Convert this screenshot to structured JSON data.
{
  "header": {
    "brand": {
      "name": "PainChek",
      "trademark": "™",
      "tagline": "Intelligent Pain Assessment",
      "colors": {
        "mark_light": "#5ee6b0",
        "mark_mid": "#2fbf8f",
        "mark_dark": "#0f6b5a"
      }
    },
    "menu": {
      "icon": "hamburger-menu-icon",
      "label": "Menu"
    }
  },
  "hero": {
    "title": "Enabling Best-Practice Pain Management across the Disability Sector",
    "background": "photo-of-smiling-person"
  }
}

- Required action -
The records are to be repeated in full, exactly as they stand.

- Answer for the task -
Convert this screenshot to structured JSON data.
{
  "header": {
    "brand": {
      "name": "PainChek",
      "trademark": "™",
      "tagline": "Intelligent Pain Assessment",
      "colors": {
        "mark_light": "#5ee6b0",
        "mark_mid": "#2fbf8f",
        "mark_dark": "#0f6b5a"
      }
    },
    "menu": {
      "icon": "hamburger-menu-icon",
      "label": "Menu"
    }
  },
  "hero": {
    "title": "Enabling Best-Practice Pain Management across the Disability Sector",
    "background": "photo-of-smiling-person"
  }
}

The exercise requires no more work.